Data for this task |
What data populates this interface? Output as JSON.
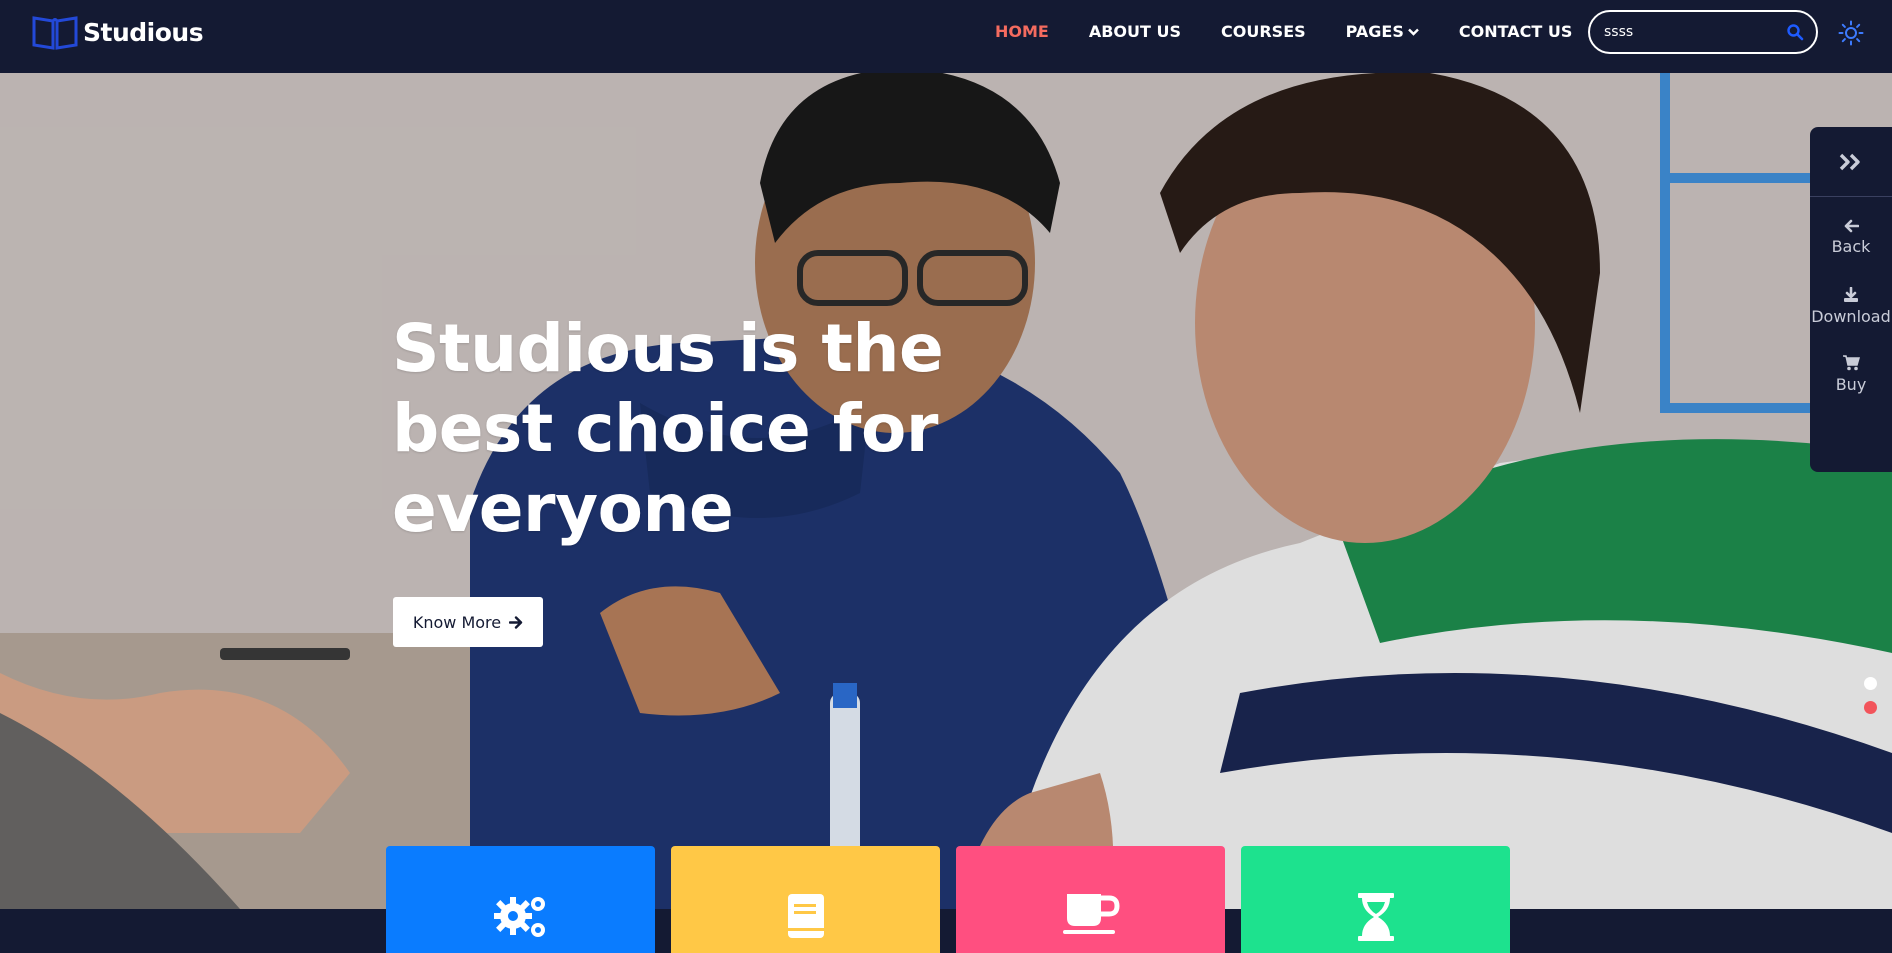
{
  "brand": {
    "name": "Studious",
    "logo_icon": "open-book-icon"
  },
  "nav": {
    "items": [
      {
        "label": "HOME",
        "active": true
      },
      {
        "label": "ABOUT US",
        "active": false
      },
      {
        "label": "COURSES",
        "active": false
      },
      {
        "label": "PAGES",
        "active": false,
        "has_dropdown": true
      },
      {
        "label": "CONTACT US",
        "active": false
      }
    ]
  },
  "search": {
    "value": "ssss",
    "icon": "search-icon"
  },
  "theme_toggle": {
    "icon": "sun-icon"
  },
  "hero": {
    "title": "Studious is the best choice for everyone",
    "cta_label": "Know More",
    "cta_icon": "arrow-right-icon"
  },
  "side_panel": {
    "toggle_icon": "double-chevron-right-icon",
    "items": [
      {
        "label": "Back",
        "icon": "arrow-left-icon"
      },
      {
        "label": "Download",
        "icon": "download-icon"
      },
      {
        "label": "Buy",
        "icon": "cart-icon"
      }
    ]
  },
  "slider": {
    "dots": [
      {
        "active": false
      },
      {
        "active": true
      }
    ]
  },
  "feature_cards": [
    {
      "icon": "gears-icon",
      "color": "#0a7cff"
    },
    {
      "icon": "book-icon",
      "color": "#ffc846"
    },
    {
      "icon": "coffee-cup-icon",
      "color": "#ff4f80"
    },
    {
      "icon": "hourglass-icon",
      "color": "#1de28e"
    }
  ],
  "colors": {
    "header_bg": "#141a33",
    "accent_active": "#f46b5f",
    "search_icon": "#1e5bff",
    "dot_active": "#f2545b",
    "dot_inactive": "#ffffff"
  }
}
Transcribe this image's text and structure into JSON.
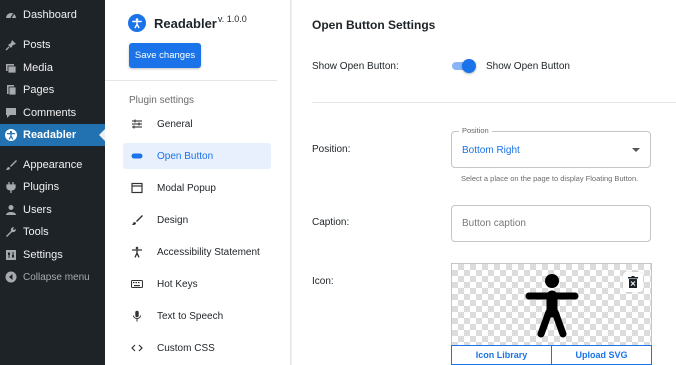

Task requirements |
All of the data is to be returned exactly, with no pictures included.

Answer to this problem |
What data populates this interface? Output as JSON.
{
  "brand": {
    "name": "Studious",
    "logo_icon": "open-book-icon"
  },
  "nav": {
    "items": [
      {
        "label": "HOME",
        "active": true
      },
      {
        "label": "ABOUT US",
        "active": false
      },
      {
        "label": "COURSES",
        "active": false
      },
      {
        "label": "PAGES",
        "active": false,
        "has_dropdown": true
      },
      {
        "label": "CONTACT US",
        "active": false
      }
    ]
  },
  "search": {
    "value": "ssss",
    "icon": "search-icon"
  },
  "theme_toggle": {
    "icon": "sun-icon"
  },
  "hero": {
    "title": "Studious is the best choice for everyone",
    "cta_label": "Know More",
    "cta_icon": "arrow-right-icon"
  },
  "side_panel": {
    "toggle_icon": "double-chevron-right-icon",
    "items": [
      {
        "label": "Back",
        "icon": "arrow-left-icon"
      },
      {
        "label": "Download",
        "icon": "download-icon"
      },
      {
        "label": "Buy",
        "icon": "cart-icon"
      }
    ]
  },
  "slider": {
    "dots": [
      {
        "active": false
      },
      {
        "active": true
      }
    ]
  },
  "feature_cards": [
    {
      "icon": "gears-icon",
      "color": "#0a7cff"
    },
    {
      "icon": "book-icon",
      "color": "#ffc846"
    },
    {
      "icon": "coffee-cup-icon",
      "color": "#ff4f80"
    },
    {
      "icon": "hourglass-icon",
      "color": "#1de28e"
    }
  ],
  "colors": {
    "header_bg": "#141a33",
    "accent_active": "#f46b5f",
    "search_icon": "#1e5bff",
    "dot_active": "#f2545b",
    "dot_inactive": "#ffffff"
  }
}
Transcribe this image's text and structure into JSON.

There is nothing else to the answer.